Defendant's expert, Dr. Joseph Cohen, disagreed with Hutchinson's conclusion that administration of cryoprecipitate was "contraindicated." Cohen explained that at the time of the operation there was no medical consensus as to the use of blood products for post-operative fluid replacement. Nor were there any governing standards. Cohen testified that the medical records suggested Troum suffered from abnormal bleeding. Evidence of this possibility included the fact that the cryoprecipitate was ordered while the bypass procedure was being conducted, and the fact that a fibrinogen test, which is used to measure the clotting factor in blood, was ordered immediately following the surgery.
Defendant denied ordering the administration of cryoprecipitate. He explained that the cardiovascular surgery residency program at Beth Israel Hospital was closely supervised. The authority of the residents was narrowly circumscribed. Defendant testified that in his third week of training he would not have had the authority to order the administration of cryoprecipitate to a patient. Only the attending physician, the senior resident and the anesthesiologist would have such authority.
Defendant's testimony was corroborated by all the medical professionals associated with Troum's care. Gielchinsky testified that a resident with three weeks experience would not be permitted to order the administration of a blood product. Dr. Akrom Bhatti, the chief cardiovascular surgery resident at the time of Troum's surgery, found it "quite unlikely" that a junior resident could independently give a patient cryoprecipitate without consulting a supervising physician. Dr. Girya Surya, who commenced his cardiovascular surgery residency on the same day as defendant, testified that junior residents were instructed not to make any significant decision, such as giving transfusions, prescribing medications, or administering fluids, without consulting the chief resident or attending physician. Corvino- Diaz explained that she did not accept orders from junior residents.
Troum remained in the hospital for nine days. He returned to work three months after his discharge. In April 1987, it was learned that Troum's blood transfusion was tainted with the HIV virus. Troum was so informed and tested positive for HIV the same month. We will describe Troum's emerging knowledge concerning the ramifications of his infection in our recital of the facts pertaining to the statute of limitations. It suffices to note here that after a period in which he remained largely asymptomatic, Troum's health rapidly deteriorated.
Troum began treatment with Dr. Jerome Levine, a specialist in infectious diseases. Initially, Troum appeared stable with no signs or symptoms of AIDS. At trial, Levine explained that HIV was the infection and that AIDS was the manifestation of the disease. Thus, Levine did not consider it unusual that Troum was initially free of symptoms associated with AIDS. The doctor also testified that while drugs could delay to some extent the onset of AIDS, the medical profession was cognizant of the fact that HIV-infected patients would eventually suffer from AIDS and die.

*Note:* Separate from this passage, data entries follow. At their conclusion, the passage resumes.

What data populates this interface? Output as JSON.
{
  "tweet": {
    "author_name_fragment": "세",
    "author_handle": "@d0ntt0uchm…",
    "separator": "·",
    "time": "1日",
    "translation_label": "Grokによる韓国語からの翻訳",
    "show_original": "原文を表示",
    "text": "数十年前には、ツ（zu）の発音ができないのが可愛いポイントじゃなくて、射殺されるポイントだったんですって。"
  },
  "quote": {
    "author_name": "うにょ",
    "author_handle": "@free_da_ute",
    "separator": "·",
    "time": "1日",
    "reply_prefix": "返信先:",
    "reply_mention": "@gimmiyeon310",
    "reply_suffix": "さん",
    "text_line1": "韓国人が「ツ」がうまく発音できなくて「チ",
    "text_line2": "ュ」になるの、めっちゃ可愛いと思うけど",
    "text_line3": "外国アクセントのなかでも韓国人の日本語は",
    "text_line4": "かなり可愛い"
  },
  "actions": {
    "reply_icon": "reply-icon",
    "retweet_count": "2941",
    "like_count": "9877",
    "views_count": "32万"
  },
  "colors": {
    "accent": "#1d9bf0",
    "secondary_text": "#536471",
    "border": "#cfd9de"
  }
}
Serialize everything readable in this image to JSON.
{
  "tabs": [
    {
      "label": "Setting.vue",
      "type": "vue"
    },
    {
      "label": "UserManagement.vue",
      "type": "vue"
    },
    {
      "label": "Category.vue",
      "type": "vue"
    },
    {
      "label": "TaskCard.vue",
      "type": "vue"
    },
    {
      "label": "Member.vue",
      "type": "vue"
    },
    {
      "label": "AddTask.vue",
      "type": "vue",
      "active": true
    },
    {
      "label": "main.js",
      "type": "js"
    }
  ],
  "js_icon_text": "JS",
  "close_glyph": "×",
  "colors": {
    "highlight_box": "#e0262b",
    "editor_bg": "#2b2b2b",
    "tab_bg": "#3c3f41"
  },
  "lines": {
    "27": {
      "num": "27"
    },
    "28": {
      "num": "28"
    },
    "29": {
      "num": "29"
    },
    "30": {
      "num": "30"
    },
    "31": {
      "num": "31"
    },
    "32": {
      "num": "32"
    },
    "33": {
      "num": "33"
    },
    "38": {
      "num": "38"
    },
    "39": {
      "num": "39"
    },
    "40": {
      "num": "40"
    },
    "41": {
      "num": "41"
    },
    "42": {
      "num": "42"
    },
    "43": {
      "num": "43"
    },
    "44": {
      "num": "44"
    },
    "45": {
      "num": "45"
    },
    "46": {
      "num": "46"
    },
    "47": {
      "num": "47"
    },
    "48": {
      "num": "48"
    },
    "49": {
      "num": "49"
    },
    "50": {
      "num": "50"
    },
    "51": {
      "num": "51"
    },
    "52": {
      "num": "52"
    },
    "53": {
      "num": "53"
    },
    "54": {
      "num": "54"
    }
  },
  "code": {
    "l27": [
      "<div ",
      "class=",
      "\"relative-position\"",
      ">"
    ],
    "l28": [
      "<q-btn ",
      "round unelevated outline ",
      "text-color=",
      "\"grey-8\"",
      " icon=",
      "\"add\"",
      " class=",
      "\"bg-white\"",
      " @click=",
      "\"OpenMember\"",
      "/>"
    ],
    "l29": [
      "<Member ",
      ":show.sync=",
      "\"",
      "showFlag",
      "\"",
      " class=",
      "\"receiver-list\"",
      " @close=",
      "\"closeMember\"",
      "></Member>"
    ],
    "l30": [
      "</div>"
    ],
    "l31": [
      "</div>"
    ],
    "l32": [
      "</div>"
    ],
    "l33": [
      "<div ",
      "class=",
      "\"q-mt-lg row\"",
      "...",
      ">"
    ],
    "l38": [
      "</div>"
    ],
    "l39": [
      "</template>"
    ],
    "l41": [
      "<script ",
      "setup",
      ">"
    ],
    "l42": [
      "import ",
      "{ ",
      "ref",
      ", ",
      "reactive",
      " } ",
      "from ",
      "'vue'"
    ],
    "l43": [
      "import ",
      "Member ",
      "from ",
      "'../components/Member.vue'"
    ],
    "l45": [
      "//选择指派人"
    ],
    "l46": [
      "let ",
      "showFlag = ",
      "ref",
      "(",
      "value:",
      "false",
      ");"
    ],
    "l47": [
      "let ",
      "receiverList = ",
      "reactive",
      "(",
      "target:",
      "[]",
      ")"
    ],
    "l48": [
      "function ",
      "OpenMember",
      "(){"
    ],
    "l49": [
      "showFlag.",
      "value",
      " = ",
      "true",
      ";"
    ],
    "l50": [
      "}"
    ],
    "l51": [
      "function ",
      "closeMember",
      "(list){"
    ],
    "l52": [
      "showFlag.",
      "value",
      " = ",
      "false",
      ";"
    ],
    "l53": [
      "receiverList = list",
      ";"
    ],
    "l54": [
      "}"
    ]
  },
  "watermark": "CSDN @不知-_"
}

Levine explained that the virus attacks the part of the human immunological system called lymphocytes, or specifically the T-4 or CD-4 cells. The virus replicates itself, thus destroying the body's capacity to maintain a normal cell count, approximately 1000. As of September 1988, Troum's count was 782, which Levine characterized as being within the lower limits of the normal range. However, by October 1990, Troum's cell count fell to 136 – what the medical community now considers "full- blown AIDS." Although Troum retired from his position with the Veterans Administration in July 1991, he continued to ...